When I see the BBC on the rack over what it pays its broadcasting talent, I think of a restaurant overlooking Lough Swilly at Fahan in Donegal.
It was an early summer in the late 1970s and Gloria Hunniford had just finished a successful Taste of Hunni programme on BBC Radio Ulster, broadcast live from the banks of the Foyle.
The programme team was on the lawn of the restaurant taking in the superb seascape.
There wasn't a cloud in the sky and there should not have been anything to darken my mood as the BBC's head of radio in Northern Ireland.

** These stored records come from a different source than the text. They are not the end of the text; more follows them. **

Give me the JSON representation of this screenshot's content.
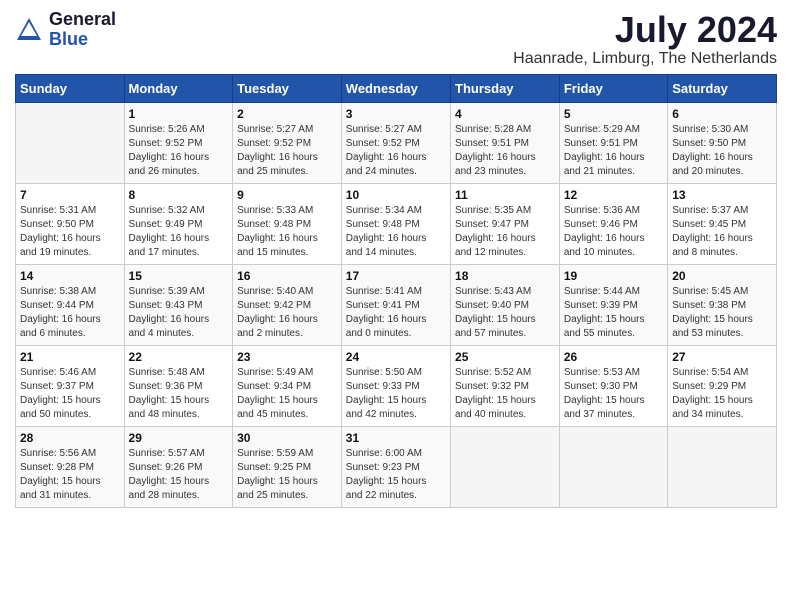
{
  "header": {
    "logo_general": "General",
    "logo_blue": "Blue",
    "month_title": "July 2024",
    "location": "Haanrade, Limburg, The Netherlands"
  },
  "weekdays": [
    "Sunday",
    "Monday",
    "Tuesday",
    "Wednesday",
    "Thursday",
    "Friday",
    "Saturday"
  ],
  "weeks": [
    [
      {
        "day": "",
        "empty": true
      },
      {
        "day": "1",
        "sunrise": "5:26 AM",
        "sunset": "9:52 PM",
        "daylight": "16 hours and 26 minutes."
      },
      {
        "day": "2",
        "sunrise": "5:27 AM",
        "sunset": "9:52 PM",
        "daylight": "16 hours and 25 minutes."
      },
      {
        "day": "3",
        "sunrise": "5:27 AM",
        "sunset": "9:52 PM",
        "daylight": "16 hours and 24 minutes."
      },
      {
        "day": "4",
        "sunrise": "5:28 AM",
        "sunset": "9:51 PM",
        "daylight": "16 hours and 23 minutes."
      },
      {
        "day": "5",
        "sunrise": "5:29 AM",
        "sunset": "9:51 PM",
        "daylight": "16 hours and 21 minutes."
      },
      {
        "day": "6",
        "sunrise": "5:30 AM",
        "sunset": "9:50 PM",
        "daylight": "16 hours and 20 minutes."
      }
    ],
    [
      {
        "day": "7",
        "sunrise": "5:31 AM",
        "sunset": "9:50 PM",
        "daylight": "16 hours and 19 minutes."
      },
      {
        "day": "8",
        "sunrise": "5:32 AM",
        "sunset": "9:49 PM",
        "daylight": "16 hours and 17 minutes."
      },
      {
        "day": "9",
        "sunrise": "5:33 AM",
        "sunset": "9:48 PM",
        "daylight": "16 hours and 15 minutes."
      },
      {
        "day": "10",
        "sunrise": "5:34 AM",
        "sunset": "9:48 PM",
        "daylight": "16 hours and 14 minutes."
      },
      {
        "day": "11",
        "sunrise": "5:35 AM",
        "sunset": "9:47 PM",
        "daylight": "16 hours and 12 minutes."
      },
      {
        "day": "12",
        "sunrise": "5:36 AM",
        "sunset": "9:46 PM",
        "daylight": "16 hours and 10 minutes."
      },
      {
        "day": "13",
        "sunrise": "5:37 AM",
        "sunset": "9:45 PM",
        "daylight": "16 hours and 8 minutes."
      }
    ],
    [
      {
        "day": "14",
        "sunrise": "5:38 AM",
        "sunset": "9:44 PM",
        "daylight": "16 hours and 6 minutes."
      },
      {
        "day": "15",
        "sunrise": "5:39 AM",
        "sunset": "9:43 PM",
        "daylight": "16 hours and 4 minutes."
      },
      {
        "day": "16",
        "sunrise": "5:40 AM",
        "sunset": "9:42 PM",
        "daylight": "16 hours and 2 minutes."
      },
      {
        "day": "17",
        "sunrise": "5:41 AM",
        "sunset": "9:41 PM",
        "daylight": "16 hours and 0 minutes."
      },
      {
        "day": "18",
        "sunrise": "5:43 AM",
        "sunset": "9:40 PM",
        "daylight": "15 hours and 57 minutes."
      },
      {
        "day": "19",
        "sunrise": "5:44 AM",
        "sunset": "9:39 PM",
        "daylight": "15 hours and 55 minutes."
      },
      {
        "day": "20",
        "sunrise": "5:45 AM",
        "sunset": "9:38 PM",
        "daylight": "15 hours and 53 minutes."
      }
    ],
    [
      {
        "day": "21",
        "sunrise": "5:46 AM",
        "sunset": "9:37 PM",
        "daylight": "15 hours and 50 minutes."
      },
      {
        "day": "22",
        "sunrise": "5:48 AM",
        "sunset": "9:36 PM",
        "daylight": "15 hours and 48 minutes."
      },
      {
        "day": "23",
        "sunrise": "5:49 AM",
        "sunset": "9:34 PM",
        "daylight": "15 hours and 45 minutes."
      },
      {
        "day": "24",
        "sunrise": "5:50 AM",
        "sunset": "9:33 PM",
        "daylight": "15 hours and 42 minutes."
      },
      {
        "day": "25",
        "sunrise": "5:52 AM",
        "sunset": "9:32 PM",
        "daylight": "15 hours and 40 minutes."
      },
      {
        "day": "26",
        "sunrise": "5:53 AM",
        "sunset": "9:30 PM",
        "daylight": "15 hours and 37 minutes."
      },
      {
        "day": "27",
        "sunrise": "5:54 AM",
        "sunset": "9:29 PM",
        "daylight": "15 hours and 34 minutes."
      }
    ],
    [
      {
        "day": "28",
        "sunrise": "5:56 AM",
        "sunset": "9:28 PM",
        "daylight": "15 hours and 31 minutes."
      },
      {
        "day": "29",
        "sunrise": "5:57 AM",
        "sunset": "9:26 PM",
        "daylight": "15 hours and 28 minutes."
      },
      {
        "day": "30",
        "sunrise": "5:59 AM",
        "sunset": "9:25 PM",
        "daylight": "15 hours and 25 minutes."
      },
      {
        "day": "31",
        "sunrise": "6:00 AM",
        "sunset": "9:23 PM",
        "daylight": "15 hours and 22 minutes."
      },
      {
        "day": "",
        "empty": true
      },
      {
        "day": "",
        "empty": true
      },
      {
        "day": "",
        "empty": true
      }
    ]
  ]
}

But there was. I knew Gloria - we had gone to the same school. She was the star of my line-up and the Taste of Hunni mid-morning programme was sweeping all before it. But that day I sensed that I and the BBC in Belfast would soon be losing her.
It wasn't anything she said or any diminution of the exuberance of her broadcasting. I just had a feeling.
I was right. Within weeks, UTV had poached my leading lady for a ground-breaking teatime programme called Good Evening Ulster. It was an hour of entertaining television with news encapsulated, just what the province needed during those morose days of relentless violence. As with Taste of Hunni, Good Evening Ulster snaffled a huge share of the available audience - beginning the same year Christine Bleakley was born, 1979.
UTV would have loved Gloria's programme to have run a decade but it was not to be, because it in turn fell victim to the same pressures. The BBC poached Gloria back with a slot on Radio Two and the rest is history.
I tell this tale because it expresses the inexorable out-working of the relationship between talent and the broadcasting organisations. I could not hold onto Gloria for Radio Ulster because I could not out-bid Ulster Television.
Within three years, Ulster Television was outbid by BBC Radio Two and the lady headed towards the bright lights of London, a path trodden by Terry Wogan from Dublin some 10 years before.
Of course, money is just part of the equation. Gloria was ambitious and when the opportunity to move from radio to television and then from local broadcasting to national, she was off in a puff of smoke. There is rarely sentimentality in this process. It is business, strictly business and the natural operation of a market.
That is why I have reservations about the BBC Trust pressurising the BBC to reveal its highest freelance earners. These broadcasters are not employees. They are operating as a business, often as sole traders or limited companies, with their talent and brand marketability as their assets.
As things stand, the BBC is not going to be required to reveal the individual amounts, but that is the way things are pointing. The money payable within any contract, whether for broadcasting talent or the supply of toilet rolls, has always been regarded in business as private, unless the parties agree otherwise.
It is commercially sensitive information and should be secret from everyone except the taxman. Anyway, unless commercial broadcasters publish the same information, there is little context for such information.
The broadcasters, BBC and commercial, do not shell out more money than they have to for broadcasters. They can buy in talent or develop it from within, which is a slower but cheaper process.
Christine Bleakley began broadcasting in Belfast's City Beat alongside Stephen Nolan. Both migrated to the BBC and both were nurtured within BBC Belfast.
Stephen Nolan remains within the BBC as a local and national radio broadcaster; Christine moved to London and BBC network television. But both show what can be done with excellent talent-spotting and well-directed management.
However, this process must renew itself constantly, because its success very often leads to talented broadcasters going from cheap to expensive, and possibly becoming too expensive to retain. That is what happened with UTV broadcasters Gordon Burns and Ivor Mills and is what is happening with Christine and the BBC right now. This is a sign of success for all involved and we in Northern Ireland should be proud of it.
The money paid to top BBC executives is a different matter. In big commercial companies, there are boards with non-executive directors who often make the decisions about what the top people are to be paid. This is a moderating device.
There is evidence that the equivalent system at the BBC has not been working well. The result is widespread unease at high pay at the top, which is bad for a BBC funded by public levy. Recently announced pay freezes for top table people and some reductions go some way to reducing disquiet, but expect more measures. The BBC is very sensitive to political atmospheres and it knows that there is a new Government and a new sentiment at large prompting expectations not to be frustrated.
Having said all that, it should be remembered that the BBC is a success story. It is providing an astounding range of services for under £3 a week. Compare that with what Sky charges. Politicians and others should resist the temptation to micro-manage the BBC.
If you think the talent is expensive, be aware that the star broadcasters consume less than 7% of the BBC's income.